Visions for organizations often stem from cherished dreams of making a lasting impact in the world. As heady they may be, what makes them special is the action taken on them, and what is done to bridge the current reality with the ideal state. Today, we bring to you some practices to inspire action on your organization’s vision.
Sometimes, the challenge in taking action on a lucrative vision, is that some people don’t see the bigger picture. Though the devil does lie in the details, they lose sight of what the mini-steps are adding up to. It’s like putting together a jigsaw puzzle, without knowing what the end result needs to look like. And this is where the approach of working backwards comes in handy. Just like we’d first examine the whole picture of a jigsaw puzzle, a crucial first step is to dive into the final impact of the vision. Would you want your team to build three apps because that was a part of their monthly goals? Or would you rather your team keenly focused on how those three apps they build, make global healthcare services simpler and more engaging?

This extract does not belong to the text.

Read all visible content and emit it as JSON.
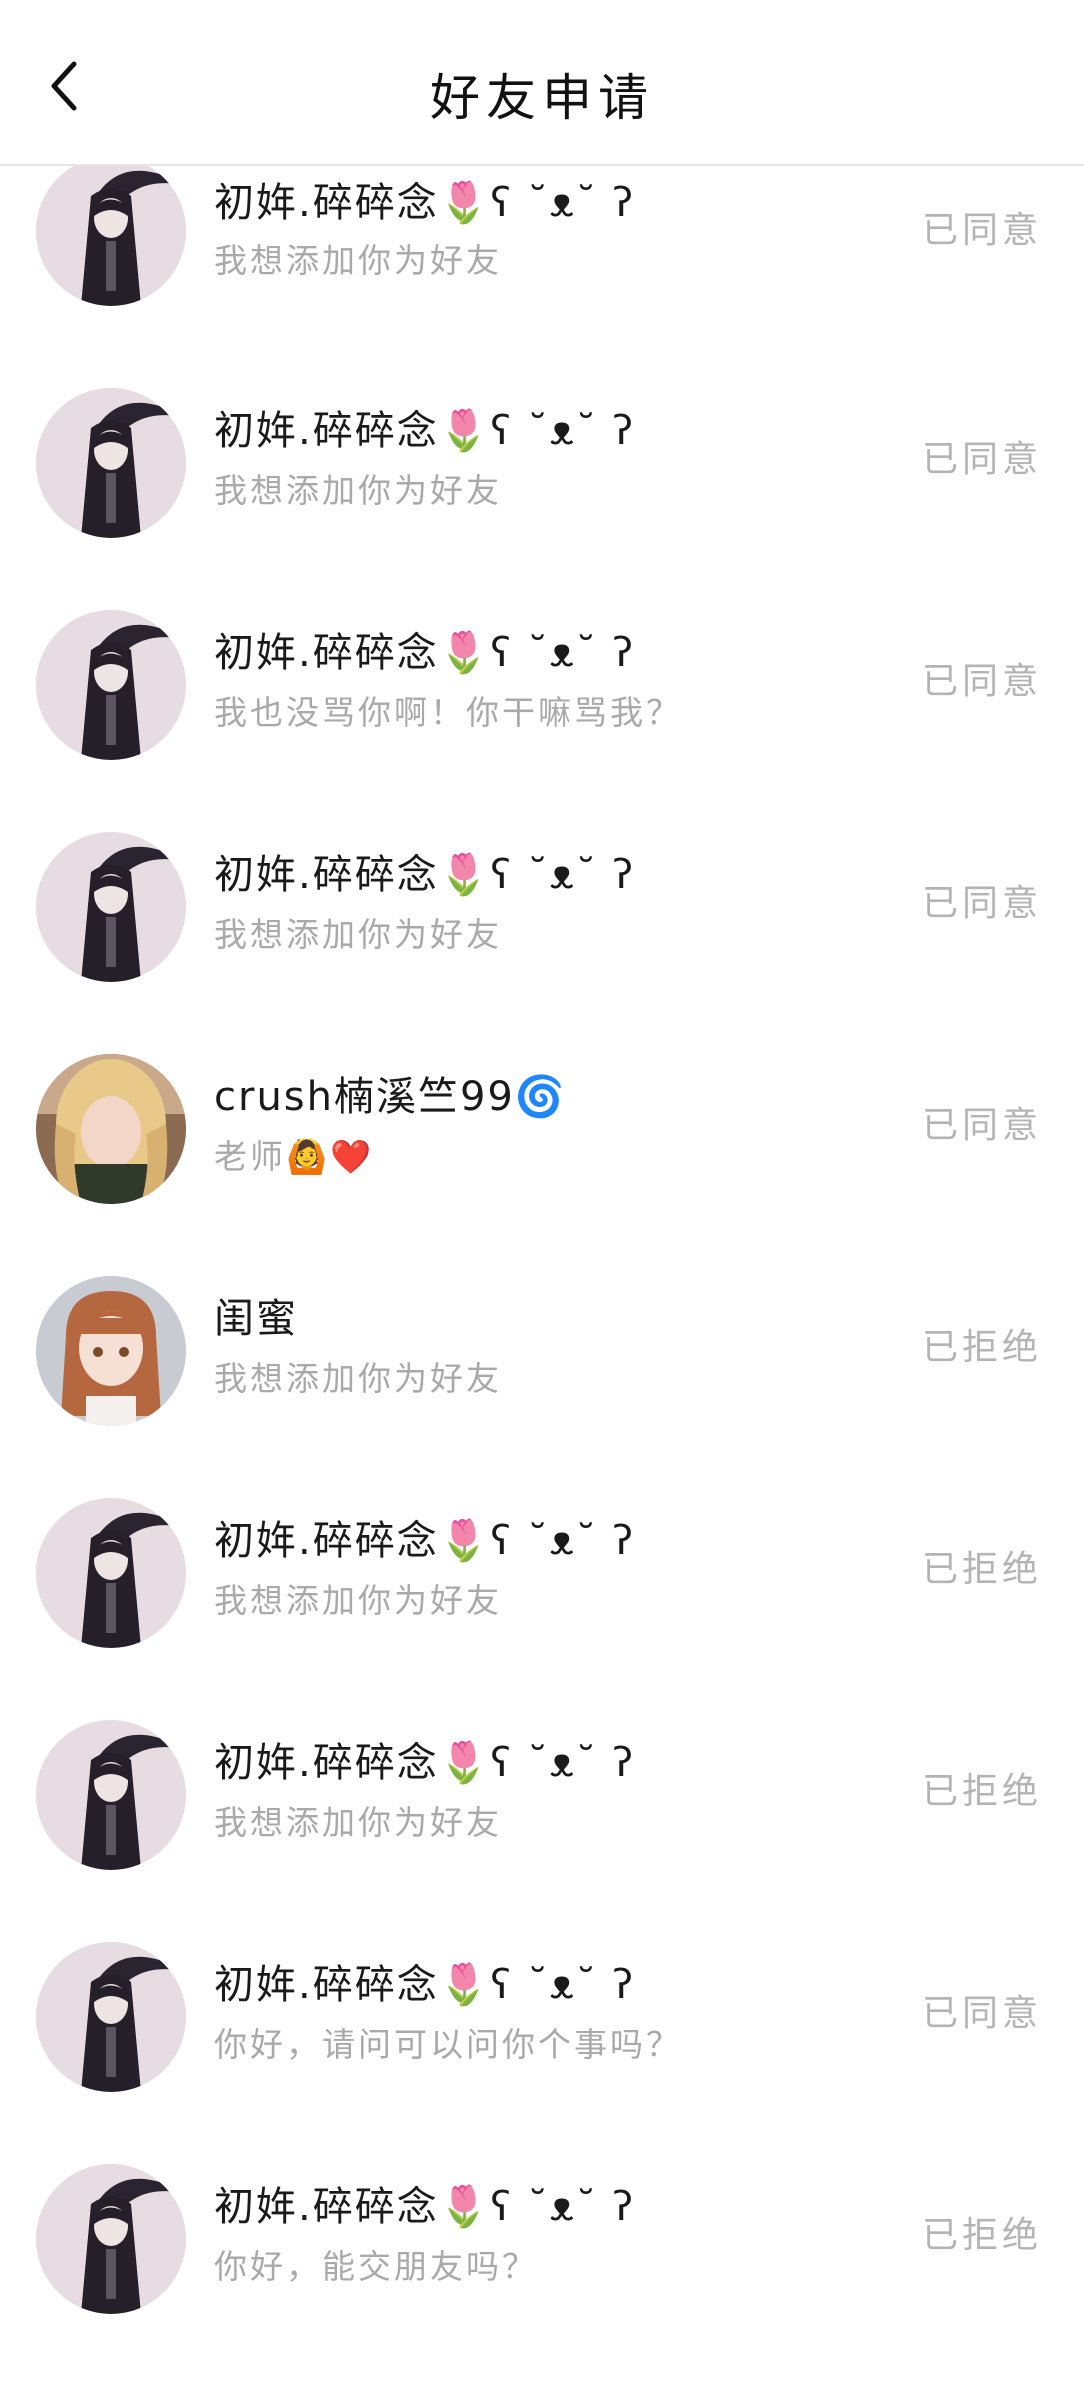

A great way to ensure you have the bigger impact in focus, right from the word go, is to set BHAGs (pronounced as Bee-HAGs) – Big Hairy Audacious Goals. In the business bestseller Built to Last: Successful Habits of Visionary Companies, Jim Collins and Jerry Porras asses that most enduring great companies set and pursue BHAGs, whose key components are:
- Breaking down the vision into long time frames, like 5 or 10 year plans
- Making them clear and easy to grasp
- Connecting all goals to the values and purpose of the organization
Collins also posed an inquisitive method to go about setting BHAGs, through three key questions:
- What are you deeply passionate about?
- What drives your economic engine?
- How can you be the best in the world, at what you do?
Wondering what is a good example for BHAGs? A telling one that pops up for us is when NASA decided to send a human being to the moon! That was audacious alright, and the first step NASA took was to bring together a great team, who owned different aspects of this mission, like research, infrastructure, funding, prototypes, etc. They sent Apollo 8 to test how a manmade machine would fare there. Finally, Apollo 11 was sent, with Neil Armstrong in it, and the rest is history!
A word of caution here, is not to let your people get intimidated and demotivated by the bigger vision. We don’t want your team to think that it is unattainable. Psychologist Karl Weick argued that people often become overwhelmed when faced with massive problems. He rallied for reframing larger problems into smaller, attainable challenges that produce visible results. Just like NASA went about breaking down their BHAG. Often, ‘small wins’ generate more action and complete solutions to major problems, because they enable people to make slow, steady progress. And that’s what we want. Steady progress. This is where all the mini-steps come in handy.
Use the following tool to help your team formulate how to get to the bigger picture.
SMART goals. Prompt your team to design goals using the following metric.
- Specific: Start by asking what the desired outcome is, and refine it till the goal is simple.
- Measurable: How will they know they have achieved a goal? This is to determine milestones.
- Attainable: Make the simple goals realistic. Use this to dial down the overwhelm of the larger vision.
- Relevant: How do the goals reflect the organization values and vision?
- Time-bound goals: By when will the goal be completed?
What will help make your team’s SMART goals more molecular? Using different time frames in the SMART format. They can be designed for annual goals, monthly as well as weekly one. And the daily to-do list takes the cake!
If ever you feel like you are losing energy around the progress, recall Van Gogh’s words: “Great things are done by a series of small things brought together.” Just keep putting one foot in front of the other.